For the first time in human history, it is possible to create autonomous systems capable of performing complex tasks of which natural intelligence alone was thought capable: processing large quantities of information, calculating and predicting, learning and adapting responses to changing situations, and recognizing and classifying objects. Given the immaterial nature of these tasks, and by analogy with human intelligence, we designate these wide ranging systems under the general name of artificial intelligence. Artificial intelligence constitutes a major form of scientific and technological progress, which can generate considerable social benefits by improving living conditions and health, facilitating justice, creating wealth, bolstering public safety, and mitigating the impact of human activities on the environment and the climate. Intelligent machines are not limited to performing better calculations than human beings; they can also interact with sentient beings, keep them company and take care of them. However, the development of artificial intelligence does pose major ethical challenges and social risks. Indeed, intelligent machines can restrict the choices of individuals and groups, lower living standards, disrupt the organization of labor and the job market, influence politics, clash with fundamental rights, exacerbate social and economic inequalities, and affect ecosystems, the climate and the environment. Although scientific progress, and living in a society, always carry a risk, it is up to the citizens to determine the moral and political ends that give meaning to the risks encountered in an uncertain world.
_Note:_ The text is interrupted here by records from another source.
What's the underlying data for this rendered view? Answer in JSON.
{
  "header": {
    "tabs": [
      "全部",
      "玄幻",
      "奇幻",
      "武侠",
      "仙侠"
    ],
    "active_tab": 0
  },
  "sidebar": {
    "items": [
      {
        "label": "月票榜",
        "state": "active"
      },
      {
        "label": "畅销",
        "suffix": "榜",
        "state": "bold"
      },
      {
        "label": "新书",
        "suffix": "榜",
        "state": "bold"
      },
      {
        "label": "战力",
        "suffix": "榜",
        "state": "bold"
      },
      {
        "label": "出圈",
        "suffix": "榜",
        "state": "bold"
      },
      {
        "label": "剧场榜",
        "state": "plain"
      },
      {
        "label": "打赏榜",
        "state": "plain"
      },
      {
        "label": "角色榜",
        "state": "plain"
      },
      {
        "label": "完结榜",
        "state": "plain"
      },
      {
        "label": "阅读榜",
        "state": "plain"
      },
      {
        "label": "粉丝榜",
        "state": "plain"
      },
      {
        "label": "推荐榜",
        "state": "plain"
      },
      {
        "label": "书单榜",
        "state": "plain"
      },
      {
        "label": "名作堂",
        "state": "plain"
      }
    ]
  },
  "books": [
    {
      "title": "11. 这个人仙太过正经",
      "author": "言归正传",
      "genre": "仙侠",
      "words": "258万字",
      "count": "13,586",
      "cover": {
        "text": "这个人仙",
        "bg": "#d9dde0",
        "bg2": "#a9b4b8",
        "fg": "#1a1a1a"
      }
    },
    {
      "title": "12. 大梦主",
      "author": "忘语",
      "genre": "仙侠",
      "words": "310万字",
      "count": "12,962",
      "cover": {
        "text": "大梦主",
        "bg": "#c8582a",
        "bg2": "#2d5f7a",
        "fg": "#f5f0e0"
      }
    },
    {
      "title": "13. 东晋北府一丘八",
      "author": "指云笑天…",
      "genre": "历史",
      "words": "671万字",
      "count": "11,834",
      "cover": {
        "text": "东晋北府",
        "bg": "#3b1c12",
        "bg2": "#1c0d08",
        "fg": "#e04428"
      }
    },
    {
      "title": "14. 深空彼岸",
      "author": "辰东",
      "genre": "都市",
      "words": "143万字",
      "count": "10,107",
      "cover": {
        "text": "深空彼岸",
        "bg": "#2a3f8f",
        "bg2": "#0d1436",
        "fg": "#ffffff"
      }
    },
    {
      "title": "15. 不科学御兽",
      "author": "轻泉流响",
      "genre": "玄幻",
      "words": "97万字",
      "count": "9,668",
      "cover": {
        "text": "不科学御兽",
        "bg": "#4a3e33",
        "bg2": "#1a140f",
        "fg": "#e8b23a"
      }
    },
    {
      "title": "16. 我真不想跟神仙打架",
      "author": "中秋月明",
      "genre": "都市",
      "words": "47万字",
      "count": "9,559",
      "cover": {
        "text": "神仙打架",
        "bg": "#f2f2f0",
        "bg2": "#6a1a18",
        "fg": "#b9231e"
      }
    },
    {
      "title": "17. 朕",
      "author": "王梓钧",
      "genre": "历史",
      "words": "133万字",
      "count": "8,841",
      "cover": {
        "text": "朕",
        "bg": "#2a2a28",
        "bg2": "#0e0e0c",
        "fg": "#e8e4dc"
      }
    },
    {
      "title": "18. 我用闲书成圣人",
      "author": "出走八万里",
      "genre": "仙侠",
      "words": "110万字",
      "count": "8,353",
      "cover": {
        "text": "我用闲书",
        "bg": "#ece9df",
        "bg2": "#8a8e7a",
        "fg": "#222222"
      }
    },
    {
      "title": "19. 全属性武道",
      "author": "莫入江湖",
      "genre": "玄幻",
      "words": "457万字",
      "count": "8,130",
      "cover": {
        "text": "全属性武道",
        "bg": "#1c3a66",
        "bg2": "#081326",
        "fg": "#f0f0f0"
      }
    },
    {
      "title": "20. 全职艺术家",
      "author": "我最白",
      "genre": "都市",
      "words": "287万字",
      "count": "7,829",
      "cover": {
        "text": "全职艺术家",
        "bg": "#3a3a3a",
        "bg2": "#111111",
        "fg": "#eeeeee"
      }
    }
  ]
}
The lower the risks of its deployment, the greater the benefits of artificial intelligence will be. The first danger of artificial intelligence development consists in giving the illusion that we can master the future through calculations. Reducing society to a series of numbers and ruling it through algorithmic procedures is an old pipe dream that still drives human ambitions. But when it comes to human affairs, tomorrow rarely resembles today, and numbers cannot determine what has moral value, nor what is socially desirable. The principles of the current declaration are like points on a moral compass that will help guide the development of artificial intelligence towards morally and socially desirable ends. They also offer an ethical framework that promotes internationally recognized human rights in the fields affected by the rollout of artificial intelligence. Taken as a whole, the principles articulated lay the foundation for cultivating social trust towards artificially intelligent systems. The principles of the current declaration rest on the common belief that human beings seek to grow as social beings endowed with sensations, thoughts and feelings, and strive to fulfill their potential by freely exercising their emotional, moral and intellectual capacities. It is incumbent on the various public and private stakeholders and policymakers at the local, national and international level to ensure that the development and deployment of artificial intelligence are compatible with the protection of fundamental human capacities and goals, and contribute toward their fuller realization. With this goal in mind, one must interpret the proposed principles in a coherent manner, while taking into account the specific social, cultural, political and legal contexts of their application.

Published by University of Montreal in The Montreal Declaration for a Responsible Development of Artificial Intelligence, Dec 4, 2018